Like most Cougars, Mark Beattie can truly appreciate Andy Grammer’s hit song that echoes through Martin Stadium on football game days.

Mark Beattie serves as associate vice chancellor for academic affairs at WSU Everett.

“And no matter where we go, we always find your way back home,” the chorus hums.

After more than 30 years away, Beattie found his way back to WSU and he’s now helping foster a new generation of Cougs at WSU Everett. His background in the hospitality industry combined with his endless enthusiasm makes him a marvelous ambassador for WSU on the west side of the state.

“I was the seventh person hired here (at WSU Everett), and the key to building it has been the tremendous support from the community,” says Beattie, who serves as associate vice chancellor for academic affairs. “WSU is really fulfilling the land grant mission here by providing access to higher education for students across the state. The Island, Skagit and Snohomish County students did not have a four-year option before.”

Beattie graduated from WSU in 1981 after transferring to the Pullman campus from Yakima Valley Community College. He spent decades in the hotel, hospitality and restaurant industry and then decided to pursue his MBA at Gonzaga in 2001. After receiving encouragement from former longtime WSU professor Denney Rutherford, Beattie completed his PhD at Gonzaga in 2009, meanwhile teaching as an adjunct professor in Pullman.

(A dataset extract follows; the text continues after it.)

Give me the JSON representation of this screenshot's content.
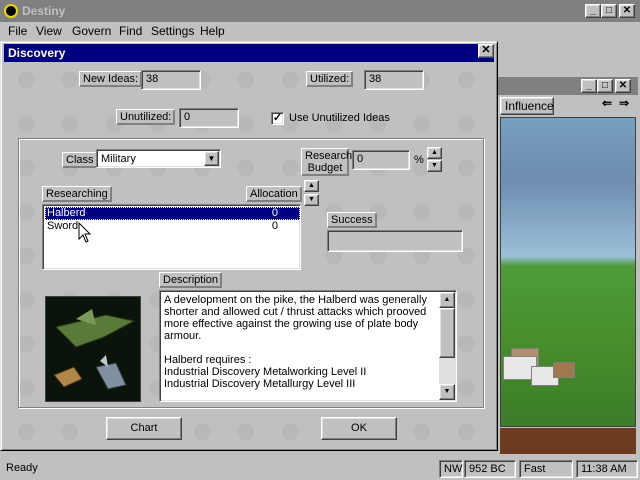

Beattie was weighing his employment options after earning his doctorate when the opportunity at WSU Everett presented itself. He embraced the opportunity to build the Cougars’ presence on the west side of the state.

“The vice chancellor role entails a lot of hats, but we have a tremendous faculty here and everyone is amazing to work with,” Beattie says. “My position is more internally focused, to keep the ship going in the right direction.”

Just prior to his start as associate vice chancellor, Beattie enrolled in the Provost’s Leadership Academy, an experience that prepared him well for his new role.

“I got to engage with a cohort of peers that I could really count on as I was learning the ropes,” Beattie says. “I would have to say the Provost’s Leadership Academy is an investment in yourself. It’s a huge commitment and it’s not something you should take lightly, but it’s a wonderful opportunity. I’m forever grateful the Provost’s office sees value in this type of thing—it’s lifelong education.”